> What is expected: Apart from the pictures, please restate every entry below exactly.

+ + +

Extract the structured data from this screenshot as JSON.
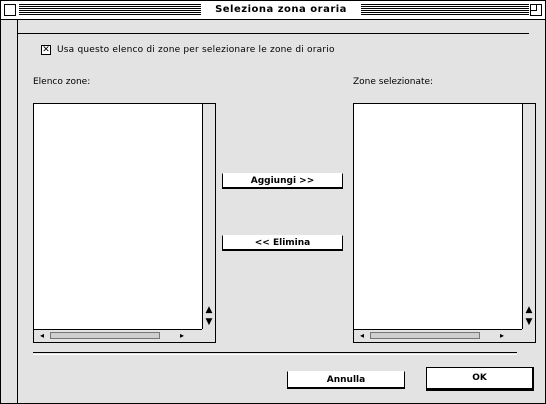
{
  "window": {
    "title": "Seleziona zona oraria"
  },
  "options": {
    "checkbox_label": "Usa questo elenco di zone per selezionare le zone di orario",
    "checkbox_checked": true
  },
  "left_list": {
    "label": "Elenco zone:",
    "items": []
  },
  "right_list": {
    "label": "Zone selezionate:",
    "items": []
  },
  "buttons": {
    "add_label": "Aggiungi >>",
    "remove_label": "<< Elimina",
    "cancel_label": "Annulla",
    "ok_label": "OK"
  }
}
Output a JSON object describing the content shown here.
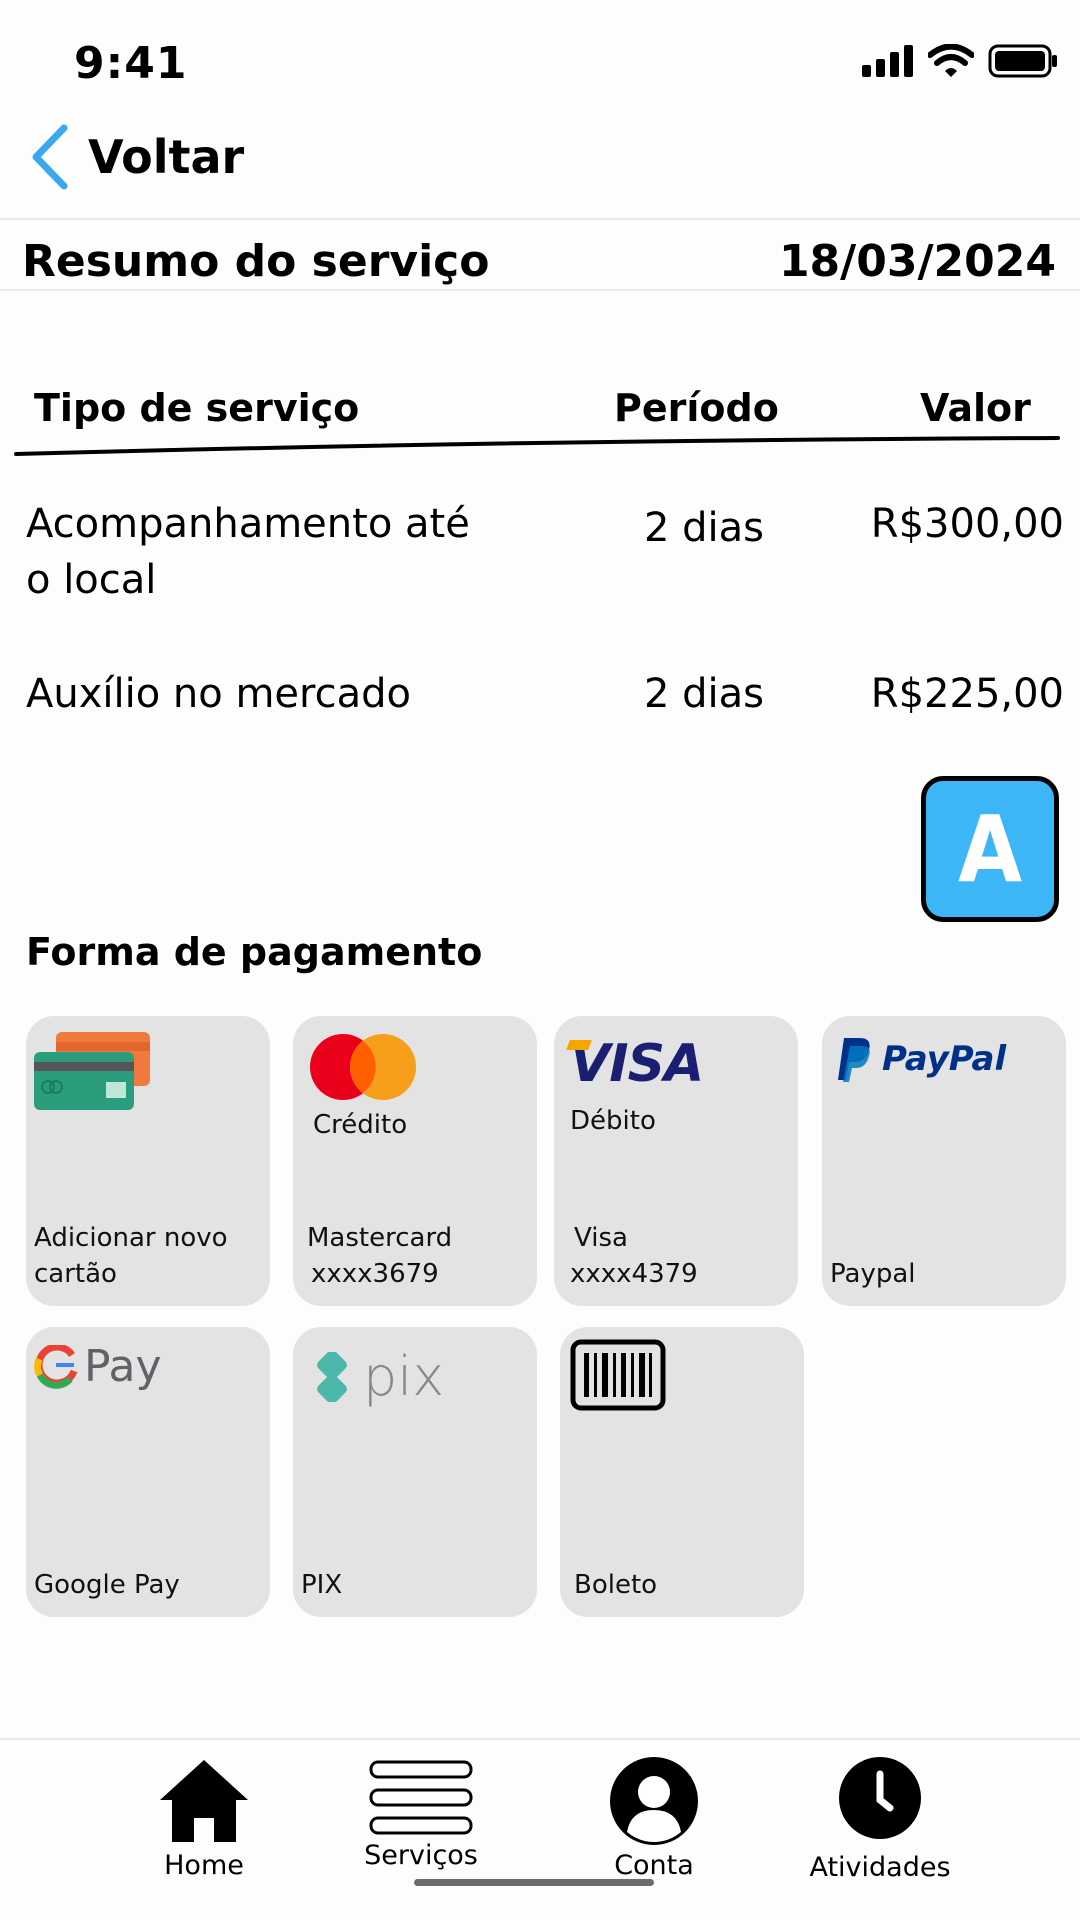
{
  "status": {
    "time": "9:41"
  },
  "header": {
    "back_label": "Voltar"
  },
  "summary": {
    "title": "Resumo do serviço",
    "date": "18/03/2024"
  },
  "table": {
    "headers": {
      "service": "Tipo de serviço",
      "period": "Período",
      "value": "Valor"
    },
    "rows": [
      {
        "service_line1": "Acompanhamento até",
        "service_line2": "o local",
        "period": "2 dias",
        "value": "R$300,00"
      },
      {
        "service_line1": "Auxílio no mercado",
        "period": "2 dias",
        "value": "R$225,00"
      }
    ]
  },
  "badge": {
    "letter": "A"
  },
  "payment": {
    "title": "Forma de pagamento",
    "options": [
      {
        "label_line1": "Adicionar novo",
        "label_line2": "cartão",
        "icon": "credit-cards-icon"
      },
      {
        "subtitle": "Crédito",
        "label_line1": "Mastercard",
        "label_line2": "xxxx3679",
        "icon": "mastercard-icon"
      },
      {
        "subtitle": "Débito",
        "label_line1": "Visa",
        "label_line2": "xxxx4379",
        "logo_text": "VISA",
        "icon": "visa-icon"
      },
      {
        "label_line1": "Paypal",
        "logo_text": "PayPal",
        "icon": "paypal-icon"
      },
      {
        "label_line1": "Google Pay",
        "logo_text": "Pay",
        "icon": "google-pay-icon"
      },
      {
        "label_line1": "PIX",
        "logo_text": "pix",
        "icon": "pix-icon"
      },
      {
        "label_line1": "Boleto",
        "icon": "barcode-icon"
      }
    ]
  },
  "nav": {
    "items": [
      {
        "label": "Home",
        "icon": "home-icon"
      },
      {
        "label": "Serviços",
        "icon": "menu-icon"
      },
      {
        "label": "Conta",
        "icon": "user-icon"
      },
      {
        "label": "Atividades",
        "icon": "clock-icon"
      }
    ]
  },
  "colors": {
    "accent": "#3cb6f6",
    "card_bg": "#e3e3e3",
    "back_arrow": "#3aa8f0",
    "visa_blue": "#1a1f71",
    "paypal_blue": "#003087"
  }
}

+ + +

> Exercise answer:
Extract the structured data from this screenshot as JSON.
{
  "window": {
    "title": "Seleziona zona oraria"
  },
  "options": {
    "checkbox_label": "Usa questo elenco di zone per selezionare le zone di orario",
    "checkbox_checked": true
  },
  "left_list": {
    "label": "Elenco zone:",
    "items": []
  },
  "right_list": {
    "label": "Zone selezionate:",
    "items": []
  },
  "buttons": {
    "add_label": "Aggiungi >>",
    "remove_label": "<< Elimina",
    "cancel_label": "Annulla",
    "ok_label": "OK"
  }
}
Output a JSON object describing the content shown here.
{
  "status": {
    "time": "9:41"
  },
  "header": {
    "back_label": "Voltar"
  },
  "summary": {
    "title": "Resumo do serviço",
    "date": "18/03/2024"
  },
  "table": {
    "headers": {
      "service": "Tipo de serviço",
      "period": "Período",
      "value": "Valor"
    },
    "rows": [
      {
        "service_line1": "Acompanhamento até",
        "service_line2": "o local",
        "period": "2 dias",
        "value": "R$300,00"
      },
      {
        "service_line1": "Auxílio no mercado",
        "period": "2 dias",
        "value": "R$225,00"
      }
    ]
  },
  "badge": {
    "letter": "A"
  },
  "payment": {
    "title": "Forma de pagamento",
    "options": [
      {
        "label_line1": "Adicionar novo",
        "label_line2": "cartão",
        "icon": "credit-cards-icon"
      },
      {
        "subtitle": "Crédito",
        "label_line1": "Mastercard",
        "label_line2": "xxxx3679",
        "icon": "mastercard-icon"
      },
      {
        "subtitle": "Débito",
        "label_line1": "Visa",
        "label_line2": "xxxx4379",
        "logo_text": "VISA",
        "icon": "visa-icon"
      },
      {
        "label_line1": "Paypal",
        "logo_text": "PayPal",
        "icon": "paypal-icon"
      },
      {
        "label_line1": "Google Pay",
        "logo_text": "Pay",
        "icon": "google-pay-icon"
      },
      {
        "label_line1": "PIX",
        "logo_text": "pix",
        "icon": "pix-icon"
      },
      {
        "label_line1": "Boleto",
        "icon": "barcode-icon"
      }
    ]
  },
  "nav": {
    "items": [
      {
        "label": "Home",
        "icon": "home-icon"
      },
      {
        "label": "Serviços",
        "icon": "menu-icon"
      },
      {
        "label": "Conta",
        "icon": "user-icon"
      },
      {
        "label": "Atividades",
        "icon": "clock-icon"
      }
    ]
  },
  "colors": {
    "accent": "#3cb6f6",
    "card_bg": "#e3e3e3",
    "back_arrow": "#3aa8f0",
    "visa_blue": "#1a1f71",
    "paypal_blue": "#003087"
  }
}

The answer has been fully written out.